Poetry came into the spotlight recently when Jeremy Paxman, chair and judge of the Forward Prize 2014 – one of the most prestigious poetry awards in the UK – suggested that poets be subjected to a public inquisition to explain what their poems mean. Paxman is a journalist, writer and television presenter, well known for his hard-nosed, interrogative political interviews and, in truth, the comments said more about Paxman than Poetry.
He criticised poets as writing for each other, rather than for public consumption, prompting much public and on-line debate about the relevance of poetry. Some of the furore arose from the fact that he issued two statements – the first in his official capacity as judge and the second, an interview in a national newspaper where he gave the inflammatory ‘inquisition’ quote. To my mind, the official Forward Prize judge’s statement is the more revealing.
Here, he talked of the process of reading the selected poems, the search for surprise, abandoning his own personal preferences as he worked together with the other judges – all poets – and began to see the work through new eyes. Encountering the poems through the filter of their knowledge and experience allowed him to create more meaningful connections with poems he had previously dismissed and he concluded there was no poem on the short-list he didn’t feel better for having read. I wonder if the ‘inquisition’ comment was really about wanting everyone to experience poetry in the same privileged way he had: with poet guides to pluck and probe, leading the way into the heart of the poem.
But Paxman’s comments startled the horses and, in doing so, tapped into an old and much flogged perception of poetry as a ‘difficult’ form of writing. Much of this goes back to how we encounter poetry for the first time – school, the classics, antiquated language, under duress, the threat of examination and failure.
It is not a promising start: this is not how we fall in love.
Imagine you have never tasted fruit, any fruit, and your first experience is being force-fed… a grapefruit: all sour tartness, sharp on the tongue, shooting acid needles, your taste buds reel and pucker. You could well be forgiven for swearing off the world of fruit for good.
Only, then you would never know the sweetness of a strawberry, the clean, crunch of an apple, the comforting mush of a banana.
No-one is required to like all poetry just as no-one is required to like all fruit; it’s OK to pick and choose. If your experience of poetry is of the grapefruit kind, it doesn’t mean you can’t enjoy poetry only that you haven’t found poems to whet your appetite.
Paxman also reinforced the idea that poetry cannot be appreciated unless its meaning is first understood. He implied ‘meaning’ in poetry is fixed and finite, like the product in a mathematical equation.

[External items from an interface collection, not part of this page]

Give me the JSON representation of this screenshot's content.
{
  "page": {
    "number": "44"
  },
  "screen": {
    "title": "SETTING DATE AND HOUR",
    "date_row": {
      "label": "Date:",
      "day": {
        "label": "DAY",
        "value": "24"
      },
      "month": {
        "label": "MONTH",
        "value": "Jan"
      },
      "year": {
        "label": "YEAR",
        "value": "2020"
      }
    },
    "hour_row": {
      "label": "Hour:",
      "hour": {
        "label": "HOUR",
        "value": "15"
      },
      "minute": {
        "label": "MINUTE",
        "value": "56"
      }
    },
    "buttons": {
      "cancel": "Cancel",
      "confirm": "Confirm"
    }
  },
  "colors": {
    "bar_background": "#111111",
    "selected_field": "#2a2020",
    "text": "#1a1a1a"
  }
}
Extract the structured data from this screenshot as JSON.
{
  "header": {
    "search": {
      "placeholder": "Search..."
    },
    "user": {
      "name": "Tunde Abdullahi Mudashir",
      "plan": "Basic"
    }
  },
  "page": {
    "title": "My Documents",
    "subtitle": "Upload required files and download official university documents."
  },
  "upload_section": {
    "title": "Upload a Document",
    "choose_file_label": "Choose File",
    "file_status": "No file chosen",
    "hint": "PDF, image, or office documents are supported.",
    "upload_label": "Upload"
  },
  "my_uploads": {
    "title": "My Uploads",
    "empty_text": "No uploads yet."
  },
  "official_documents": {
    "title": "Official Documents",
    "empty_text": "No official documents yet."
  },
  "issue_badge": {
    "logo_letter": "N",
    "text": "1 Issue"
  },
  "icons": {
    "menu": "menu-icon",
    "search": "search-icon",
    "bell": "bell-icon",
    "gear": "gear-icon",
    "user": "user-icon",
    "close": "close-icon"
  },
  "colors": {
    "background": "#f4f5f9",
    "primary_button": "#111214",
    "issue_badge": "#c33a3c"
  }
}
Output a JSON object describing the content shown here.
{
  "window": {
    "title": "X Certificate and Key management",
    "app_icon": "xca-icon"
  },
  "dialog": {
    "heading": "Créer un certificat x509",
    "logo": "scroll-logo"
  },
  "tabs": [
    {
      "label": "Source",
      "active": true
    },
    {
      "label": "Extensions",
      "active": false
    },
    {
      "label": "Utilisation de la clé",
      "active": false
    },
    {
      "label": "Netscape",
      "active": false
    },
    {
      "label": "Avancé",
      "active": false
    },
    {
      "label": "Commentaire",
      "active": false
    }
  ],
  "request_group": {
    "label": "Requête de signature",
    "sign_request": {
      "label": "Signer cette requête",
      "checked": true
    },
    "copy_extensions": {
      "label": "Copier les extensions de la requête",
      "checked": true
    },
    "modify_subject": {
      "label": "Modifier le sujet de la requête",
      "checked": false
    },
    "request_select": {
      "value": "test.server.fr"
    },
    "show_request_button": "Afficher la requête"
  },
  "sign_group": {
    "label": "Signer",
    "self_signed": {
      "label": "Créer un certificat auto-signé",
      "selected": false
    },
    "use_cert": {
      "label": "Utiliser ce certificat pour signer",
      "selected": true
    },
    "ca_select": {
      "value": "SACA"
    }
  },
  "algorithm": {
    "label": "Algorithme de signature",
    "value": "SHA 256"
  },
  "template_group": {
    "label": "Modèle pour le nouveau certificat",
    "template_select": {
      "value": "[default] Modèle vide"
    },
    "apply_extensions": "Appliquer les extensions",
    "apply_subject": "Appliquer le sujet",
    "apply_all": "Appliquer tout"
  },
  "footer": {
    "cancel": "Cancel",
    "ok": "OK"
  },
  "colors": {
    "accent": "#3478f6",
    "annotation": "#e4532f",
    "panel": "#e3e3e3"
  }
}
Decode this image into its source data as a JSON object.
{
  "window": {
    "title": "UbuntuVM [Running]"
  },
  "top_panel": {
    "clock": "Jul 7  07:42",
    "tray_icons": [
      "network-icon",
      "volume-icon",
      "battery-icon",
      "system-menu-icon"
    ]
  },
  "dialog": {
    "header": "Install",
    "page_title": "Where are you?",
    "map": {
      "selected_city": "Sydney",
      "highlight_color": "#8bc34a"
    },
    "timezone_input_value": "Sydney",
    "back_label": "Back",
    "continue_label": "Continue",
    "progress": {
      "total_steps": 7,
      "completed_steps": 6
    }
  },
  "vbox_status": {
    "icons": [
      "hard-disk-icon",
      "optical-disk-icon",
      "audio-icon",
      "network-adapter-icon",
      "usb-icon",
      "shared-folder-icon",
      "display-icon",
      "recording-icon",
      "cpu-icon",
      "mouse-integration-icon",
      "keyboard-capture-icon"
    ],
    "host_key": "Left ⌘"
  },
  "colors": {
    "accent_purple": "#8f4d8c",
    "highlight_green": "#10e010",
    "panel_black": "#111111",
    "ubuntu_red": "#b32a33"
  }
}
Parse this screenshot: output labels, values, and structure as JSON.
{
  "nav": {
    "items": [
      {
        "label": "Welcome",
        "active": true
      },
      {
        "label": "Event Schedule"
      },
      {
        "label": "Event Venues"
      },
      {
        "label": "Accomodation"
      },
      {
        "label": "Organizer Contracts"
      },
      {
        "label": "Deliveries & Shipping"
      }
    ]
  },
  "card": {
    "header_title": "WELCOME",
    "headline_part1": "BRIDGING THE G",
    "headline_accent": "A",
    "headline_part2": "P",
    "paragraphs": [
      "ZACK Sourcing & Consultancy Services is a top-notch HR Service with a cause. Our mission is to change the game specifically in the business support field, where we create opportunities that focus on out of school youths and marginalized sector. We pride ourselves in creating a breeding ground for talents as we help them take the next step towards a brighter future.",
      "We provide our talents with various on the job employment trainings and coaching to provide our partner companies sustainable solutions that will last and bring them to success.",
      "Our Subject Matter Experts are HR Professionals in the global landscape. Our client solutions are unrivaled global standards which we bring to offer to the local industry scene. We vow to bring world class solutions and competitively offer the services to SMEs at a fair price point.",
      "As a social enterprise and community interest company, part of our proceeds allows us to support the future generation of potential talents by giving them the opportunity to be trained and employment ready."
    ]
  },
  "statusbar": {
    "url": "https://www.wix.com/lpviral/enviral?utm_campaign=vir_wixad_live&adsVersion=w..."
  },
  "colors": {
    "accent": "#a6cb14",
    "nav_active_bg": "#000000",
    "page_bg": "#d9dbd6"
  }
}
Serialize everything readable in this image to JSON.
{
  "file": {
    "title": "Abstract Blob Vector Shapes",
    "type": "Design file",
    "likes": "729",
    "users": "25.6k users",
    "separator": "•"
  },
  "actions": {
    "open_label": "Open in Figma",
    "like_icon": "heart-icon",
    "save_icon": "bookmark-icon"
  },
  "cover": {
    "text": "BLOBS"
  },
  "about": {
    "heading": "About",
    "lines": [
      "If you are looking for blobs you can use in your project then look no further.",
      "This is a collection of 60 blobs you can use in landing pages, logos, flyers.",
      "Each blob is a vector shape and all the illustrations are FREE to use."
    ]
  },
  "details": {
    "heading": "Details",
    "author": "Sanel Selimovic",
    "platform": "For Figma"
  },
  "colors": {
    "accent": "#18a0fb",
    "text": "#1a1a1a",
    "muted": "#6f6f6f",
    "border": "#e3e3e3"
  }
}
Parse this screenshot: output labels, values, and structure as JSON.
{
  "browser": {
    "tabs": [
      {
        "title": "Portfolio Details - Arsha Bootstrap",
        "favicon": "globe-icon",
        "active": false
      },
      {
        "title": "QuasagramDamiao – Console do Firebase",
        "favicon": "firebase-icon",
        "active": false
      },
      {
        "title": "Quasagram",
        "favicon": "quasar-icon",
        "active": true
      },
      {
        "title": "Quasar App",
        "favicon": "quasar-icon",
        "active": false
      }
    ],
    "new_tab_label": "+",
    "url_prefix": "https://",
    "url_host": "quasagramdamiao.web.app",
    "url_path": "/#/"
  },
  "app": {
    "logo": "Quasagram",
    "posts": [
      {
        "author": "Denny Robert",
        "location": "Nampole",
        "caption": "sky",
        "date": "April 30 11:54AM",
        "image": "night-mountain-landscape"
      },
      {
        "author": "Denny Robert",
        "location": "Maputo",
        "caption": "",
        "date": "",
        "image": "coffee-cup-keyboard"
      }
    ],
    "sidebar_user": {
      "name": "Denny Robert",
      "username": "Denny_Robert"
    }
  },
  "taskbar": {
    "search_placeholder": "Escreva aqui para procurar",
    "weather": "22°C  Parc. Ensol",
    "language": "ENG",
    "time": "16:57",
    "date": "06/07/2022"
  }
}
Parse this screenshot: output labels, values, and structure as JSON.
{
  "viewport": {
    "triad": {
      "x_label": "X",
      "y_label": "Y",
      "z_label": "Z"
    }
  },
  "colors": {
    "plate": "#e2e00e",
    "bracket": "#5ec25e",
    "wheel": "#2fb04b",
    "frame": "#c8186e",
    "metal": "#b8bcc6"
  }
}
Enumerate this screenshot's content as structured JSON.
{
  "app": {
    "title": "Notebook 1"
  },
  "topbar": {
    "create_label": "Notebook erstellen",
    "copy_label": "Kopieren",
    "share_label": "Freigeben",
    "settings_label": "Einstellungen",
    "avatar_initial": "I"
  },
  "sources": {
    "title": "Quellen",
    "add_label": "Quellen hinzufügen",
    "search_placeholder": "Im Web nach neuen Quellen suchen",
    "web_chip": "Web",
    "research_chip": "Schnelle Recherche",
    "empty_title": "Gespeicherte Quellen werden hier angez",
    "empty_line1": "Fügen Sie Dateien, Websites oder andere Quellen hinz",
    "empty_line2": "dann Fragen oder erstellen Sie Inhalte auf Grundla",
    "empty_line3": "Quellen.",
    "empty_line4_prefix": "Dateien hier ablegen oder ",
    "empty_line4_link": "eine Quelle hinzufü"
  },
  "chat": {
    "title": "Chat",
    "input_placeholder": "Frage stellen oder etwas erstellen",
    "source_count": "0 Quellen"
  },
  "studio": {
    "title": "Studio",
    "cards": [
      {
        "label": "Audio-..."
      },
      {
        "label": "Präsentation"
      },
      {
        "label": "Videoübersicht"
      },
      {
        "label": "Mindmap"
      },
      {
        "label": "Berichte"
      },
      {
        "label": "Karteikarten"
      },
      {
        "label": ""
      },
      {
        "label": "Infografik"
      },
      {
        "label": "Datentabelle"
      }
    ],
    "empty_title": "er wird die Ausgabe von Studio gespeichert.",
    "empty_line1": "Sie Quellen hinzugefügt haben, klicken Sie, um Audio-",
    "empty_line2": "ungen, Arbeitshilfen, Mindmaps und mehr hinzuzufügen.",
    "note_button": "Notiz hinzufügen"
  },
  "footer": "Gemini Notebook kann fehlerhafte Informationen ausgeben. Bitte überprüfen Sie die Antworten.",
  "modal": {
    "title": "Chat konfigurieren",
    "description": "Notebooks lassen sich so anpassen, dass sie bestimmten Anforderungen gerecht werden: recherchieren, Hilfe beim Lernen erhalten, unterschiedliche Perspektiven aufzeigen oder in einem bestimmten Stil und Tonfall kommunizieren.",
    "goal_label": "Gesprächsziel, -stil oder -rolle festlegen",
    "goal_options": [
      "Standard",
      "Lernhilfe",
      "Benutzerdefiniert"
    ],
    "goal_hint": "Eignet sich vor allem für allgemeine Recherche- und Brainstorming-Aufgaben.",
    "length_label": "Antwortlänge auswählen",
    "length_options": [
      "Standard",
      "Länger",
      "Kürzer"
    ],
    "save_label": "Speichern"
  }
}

His comments reflect the world we live in, one that values the rational over the intuitive, the concrete over the ephemeral: 1 + 1 = 2; a² + b² = c²; A = πr². But meaning is the consequence of imagination, experience and discovery, not the root. Einstein first had to imagine the universe before he could say with certainty E=mc².
Life is a constant unknown, so we try to lock things down, put labels on them and call it knowledge. Yet the uncertainty remains and the more we learn, the more we realise how much is still beyond our grasp. The desire for certainty has its limits; at some point we must let go and accept what is. Not everything we experience has a logical purpose and this makes us deeply uncomfortable. The irrational world reminds us that every day is a leap into the void, an act of trust.
It’s August now. When the sun comes over a rooftop and shines full in my face, a warm breeze cooling my skin and lifting my hair, I don’t ask what it means, I close my eyes and soak it in, the warmth in my bones, and feel good.
I believe the resistance to poetry, the idea of it being difficult comes back to the notion of certainty v. uncertainty. Poems are too much like life: they mirror our experiences exactly as they are, without explanation. We must experience and feel before we can assign meaning, if indeed there is meaning. And that’s OK. Poems bring to life the intensity of our experiences, rather than their meaning.
Paxman placed responsibility for engagement squarely on the shoulders of the poets, to spoon-feed solutions to the equation of poetry into the mouths of an ignored populace but it’s a two-way street. Why would anyone want to read poetry? Why look in that mirror when there are so many distractions at hand to divert us from the uncertainty of our lives and the things we do not want to see?
…there isn’t a man, woman or child alive today who doesn’t hold something inside they don’t know how to say out loud – a joy, a hope, a fear; a poet listens to the silence and finds those words.
When John Hannah read W.H. Auden’s ‘Funeral Blues’ in the film, Four Weddings and a Funeral, it resonated with anyone who had ever lost someone they loved; the poem said all the unsaid things. People who might never have read poetry otherwise were suddenly aware of its power to give voice to their own thoughts and feelings. A related edition of Auden’s poetry sold over 275,000 copies on the strength of that recognition.
Why read poetry?
To me, it’s very simple. Poems tell us, in the relentless uncertainty of our lives, that we are not alone.